The doctors say the dearth of women in certain surgical specialties limited some aspects of the research.
“We couldn’t even include neurosurgery in some of our analyses because there are under five women in the specialty,” Baxter said.
“In some cases, we didn’t find statistical or mathematical differences between males and females, and that’s because there were so few women in the specialty that our techniques for detecting the differences weren’t sensitive – there were too few women to be able to make those assessments,” Dossa added.
The study also doesn’t go into why women don’t have the opportunity to perform higher-paying surgeries, and Baxter and Dossa say that’s something they would like to examine in the future.
Biases in the fee-setting and referral processes likely play a role, Baxter said.
“When you look at who sets the fee codes for various procedures, in general, there aren’t a lot of women at those tables.

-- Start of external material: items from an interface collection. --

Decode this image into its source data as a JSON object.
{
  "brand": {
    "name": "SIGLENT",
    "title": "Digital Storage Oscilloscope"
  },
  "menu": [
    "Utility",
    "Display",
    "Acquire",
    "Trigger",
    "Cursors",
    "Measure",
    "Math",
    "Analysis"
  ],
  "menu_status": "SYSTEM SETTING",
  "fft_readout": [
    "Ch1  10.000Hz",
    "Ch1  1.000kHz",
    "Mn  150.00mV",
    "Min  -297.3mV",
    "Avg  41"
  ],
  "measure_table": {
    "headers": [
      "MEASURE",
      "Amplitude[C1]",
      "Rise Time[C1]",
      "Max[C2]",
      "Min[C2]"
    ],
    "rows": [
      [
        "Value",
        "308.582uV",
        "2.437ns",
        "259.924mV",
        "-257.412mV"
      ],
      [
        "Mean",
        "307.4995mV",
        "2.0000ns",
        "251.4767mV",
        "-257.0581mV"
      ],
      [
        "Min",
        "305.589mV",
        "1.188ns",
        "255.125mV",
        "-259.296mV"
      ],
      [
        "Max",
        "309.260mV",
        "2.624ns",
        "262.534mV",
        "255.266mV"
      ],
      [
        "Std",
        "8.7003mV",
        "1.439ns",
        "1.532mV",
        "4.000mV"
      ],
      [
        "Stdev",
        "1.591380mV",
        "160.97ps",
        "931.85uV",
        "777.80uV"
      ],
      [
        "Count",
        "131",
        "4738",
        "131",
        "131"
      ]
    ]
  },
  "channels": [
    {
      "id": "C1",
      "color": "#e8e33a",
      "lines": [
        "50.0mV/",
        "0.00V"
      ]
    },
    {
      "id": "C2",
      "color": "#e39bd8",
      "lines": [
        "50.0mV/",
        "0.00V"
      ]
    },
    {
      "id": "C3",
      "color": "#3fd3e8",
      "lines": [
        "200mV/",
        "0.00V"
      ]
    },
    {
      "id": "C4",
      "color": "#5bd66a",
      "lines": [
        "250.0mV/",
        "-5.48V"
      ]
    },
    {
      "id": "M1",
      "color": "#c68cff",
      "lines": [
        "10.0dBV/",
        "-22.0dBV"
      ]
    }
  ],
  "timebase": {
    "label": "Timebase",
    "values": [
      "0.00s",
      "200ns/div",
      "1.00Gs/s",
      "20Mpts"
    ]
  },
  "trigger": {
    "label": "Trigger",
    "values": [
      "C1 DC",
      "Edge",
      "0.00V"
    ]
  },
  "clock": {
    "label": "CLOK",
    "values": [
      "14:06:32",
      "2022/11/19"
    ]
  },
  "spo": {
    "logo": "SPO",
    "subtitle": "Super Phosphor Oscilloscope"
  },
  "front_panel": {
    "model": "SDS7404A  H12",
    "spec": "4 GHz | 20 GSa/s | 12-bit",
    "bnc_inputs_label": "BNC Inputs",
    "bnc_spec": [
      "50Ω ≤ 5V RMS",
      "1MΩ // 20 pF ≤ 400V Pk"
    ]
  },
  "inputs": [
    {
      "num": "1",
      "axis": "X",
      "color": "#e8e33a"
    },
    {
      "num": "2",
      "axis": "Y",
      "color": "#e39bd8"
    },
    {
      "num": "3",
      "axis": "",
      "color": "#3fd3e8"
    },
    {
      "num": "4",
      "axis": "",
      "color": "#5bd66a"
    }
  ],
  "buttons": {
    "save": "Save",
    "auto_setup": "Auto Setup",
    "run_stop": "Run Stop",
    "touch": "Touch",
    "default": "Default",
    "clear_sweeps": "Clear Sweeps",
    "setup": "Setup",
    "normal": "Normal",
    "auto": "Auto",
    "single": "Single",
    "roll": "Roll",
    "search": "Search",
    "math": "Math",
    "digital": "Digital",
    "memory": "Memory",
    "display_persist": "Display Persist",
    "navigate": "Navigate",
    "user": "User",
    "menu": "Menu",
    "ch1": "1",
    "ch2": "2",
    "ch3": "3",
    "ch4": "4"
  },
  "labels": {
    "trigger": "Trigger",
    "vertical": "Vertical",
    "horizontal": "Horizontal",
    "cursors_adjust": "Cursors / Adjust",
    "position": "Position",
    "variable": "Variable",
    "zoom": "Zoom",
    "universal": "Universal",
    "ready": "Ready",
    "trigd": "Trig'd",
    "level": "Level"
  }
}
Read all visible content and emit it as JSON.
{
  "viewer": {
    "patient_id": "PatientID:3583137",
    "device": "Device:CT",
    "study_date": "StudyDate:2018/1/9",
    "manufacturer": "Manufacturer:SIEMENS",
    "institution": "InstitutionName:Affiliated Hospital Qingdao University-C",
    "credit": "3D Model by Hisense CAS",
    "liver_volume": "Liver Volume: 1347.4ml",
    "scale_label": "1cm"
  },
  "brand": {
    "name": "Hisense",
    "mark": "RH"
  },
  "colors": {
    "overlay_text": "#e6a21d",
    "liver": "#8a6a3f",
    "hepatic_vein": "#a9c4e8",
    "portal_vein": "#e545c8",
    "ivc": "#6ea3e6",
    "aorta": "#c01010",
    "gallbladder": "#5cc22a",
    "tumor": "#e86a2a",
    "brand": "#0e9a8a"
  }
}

So you have men that are setting the fee codes that affect everybody,” she said.
“I think that there’s substantial bias in that, and then there’s the gamesmanship in terms of what referrals are accepted.”
It can be difficult to find surgeons willing to accept referrals for procedures that don’t pay well for the time required, which means women – who typically get fewer referrals to begin with – often end up taking them on, she said.
“They’ll have to take the cases that other people turn down,” she said.